■ **WHAT YOU NEED TO DO**: Each entry below is to be extracted exactly.

Items from an interface collection
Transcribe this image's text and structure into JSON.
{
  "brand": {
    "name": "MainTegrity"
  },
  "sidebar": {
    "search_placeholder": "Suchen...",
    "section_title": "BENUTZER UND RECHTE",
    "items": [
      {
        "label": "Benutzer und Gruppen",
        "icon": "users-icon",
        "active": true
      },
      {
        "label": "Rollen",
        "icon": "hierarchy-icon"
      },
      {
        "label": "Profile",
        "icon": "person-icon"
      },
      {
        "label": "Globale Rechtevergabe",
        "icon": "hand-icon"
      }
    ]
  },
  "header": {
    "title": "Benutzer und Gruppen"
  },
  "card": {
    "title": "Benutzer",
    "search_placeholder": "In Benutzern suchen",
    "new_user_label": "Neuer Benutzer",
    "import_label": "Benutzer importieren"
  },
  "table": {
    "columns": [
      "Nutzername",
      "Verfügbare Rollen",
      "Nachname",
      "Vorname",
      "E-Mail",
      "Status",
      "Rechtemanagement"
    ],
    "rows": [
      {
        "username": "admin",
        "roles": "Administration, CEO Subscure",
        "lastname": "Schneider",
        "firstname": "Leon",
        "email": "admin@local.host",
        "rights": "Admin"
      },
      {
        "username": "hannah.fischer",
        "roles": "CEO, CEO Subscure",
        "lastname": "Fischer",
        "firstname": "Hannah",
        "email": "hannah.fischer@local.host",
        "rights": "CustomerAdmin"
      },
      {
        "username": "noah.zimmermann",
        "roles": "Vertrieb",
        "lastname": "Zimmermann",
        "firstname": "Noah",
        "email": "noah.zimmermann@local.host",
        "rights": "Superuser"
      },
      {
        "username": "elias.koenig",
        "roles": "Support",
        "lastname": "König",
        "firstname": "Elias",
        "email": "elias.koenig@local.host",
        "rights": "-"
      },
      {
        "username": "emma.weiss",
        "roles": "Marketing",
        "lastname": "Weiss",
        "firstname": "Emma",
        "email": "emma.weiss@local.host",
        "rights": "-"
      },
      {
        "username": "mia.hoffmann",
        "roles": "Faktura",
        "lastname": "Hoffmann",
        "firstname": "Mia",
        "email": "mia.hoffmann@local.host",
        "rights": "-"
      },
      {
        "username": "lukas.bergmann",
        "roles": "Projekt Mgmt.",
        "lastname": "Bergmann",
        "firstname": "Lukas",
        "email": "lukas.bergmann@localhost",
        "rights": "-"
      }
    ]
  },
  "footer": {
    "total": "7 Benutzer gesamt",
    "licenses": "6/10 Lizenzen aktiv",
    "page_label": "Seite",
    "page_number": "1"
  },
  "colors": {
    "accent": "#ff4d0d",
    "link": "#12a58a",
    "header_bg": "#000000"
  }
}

■ **ANSWER TO THE EXERCISE**:
Transcribe this image's text and structure into JSON.
{
  "brand": {
    "name": "MainTegrity"
  },
  "sidebar": {
    "search_placeholder": "Suchen...",
    "section_title": "BENUTZER UND RECHTE",
    "items": [
      {
        "label": "Benutzer und Gruppen",
        "icon": "users-icon",
        "active": true
      },
      {
        "label": "Rollen",
        "icon": "hierarchy-icon"
      },
      {
        "label": "Profile",
        "icon": "person-icon"
      },
      {
        "label": "Globale Rechtevergabe",
        "icon": "hand-icon"
      }
    ]
  },
  "header": {
    "title": "Benutzer und Gruppen"
  },
  "card": {
    "title": "Benutzer",
    "search_placeholder": "In Benutzern suchen",
    "new_user_label": "Neuer Benutzer",
    "import_label": "Benutzer importieren"
  },
  "table": {
    "columns": [
      "Nutzername",
      "Verfügbare Rollen",
      "Nachname",
      "Vorname",
      "E-Mail",
      "Status",
      "Rechtemanagement"
    ],
    "rows": [
      {
        "username": "admin",
        "roles": "Administration, CEO Subscure",
        "lastname": "Schneider",
        "firstname": "Leon",
        "email": "admin@local.host",
        "rights": "Admin"
      },
      {
        "username": "hannah.fischer",
        "roles": "CEO, CEO Subscure",
        "lastname": "Fischer",
        "firstname": "Hannah",
        "email": "hannah.fischer@local.host",
        "rights": "CustomerAdmin"
      },
      {
        "username": "noah.zimmermann",
        "roles": "Vertrieb",
        "lastname": "Zimmermann",
        "firstname": "Noah",
        "email": "noah.zimmermann@local.host",
        "rights": "Superuser"
      },
      {
        "username": "elias.koenig",
        "roles": "Support",
        "lastname": "König",
        "firstname": "Elias",
        "email": "elias.koenig@local.host",
        "rights": "-"
      },
      {
        "username": "emma.weiss",
        "roles": "Marketing",
        "lastname": "Weiss",
        "firstname": "Emma",
        "email": "emma.weiss@local.host",
        "rights": "-"
      },
      {
        "username": "mia.hoffmann",
        "roles": "Faktura",
        "lastname": "Hoffmann",
        "firstname": "Mia",
        "email": "mia.hoffmann@local.host",
        "rights": "-"
      },
      {
        "username": "lukas.bergmann",
        "roles": "Projekt Mgmt.",
        "lastname": "Bergmann",
        "firstname": "Lukas",
        "email": "lukas.bergmann@localhost",
        "rights": "-"
      }
    ]
  },
  "footer": {
    "total": "7 Benutzer gesamt",
    "licenses": "6/10 Lizenzen aktiv",
    "page_label": "Seite",
    "page_number": "1"
  },
  "colors": {
    "accent": "#ff4d0d",
    "link": "#12a58a",
    "header_bg": "#000000"
  }
}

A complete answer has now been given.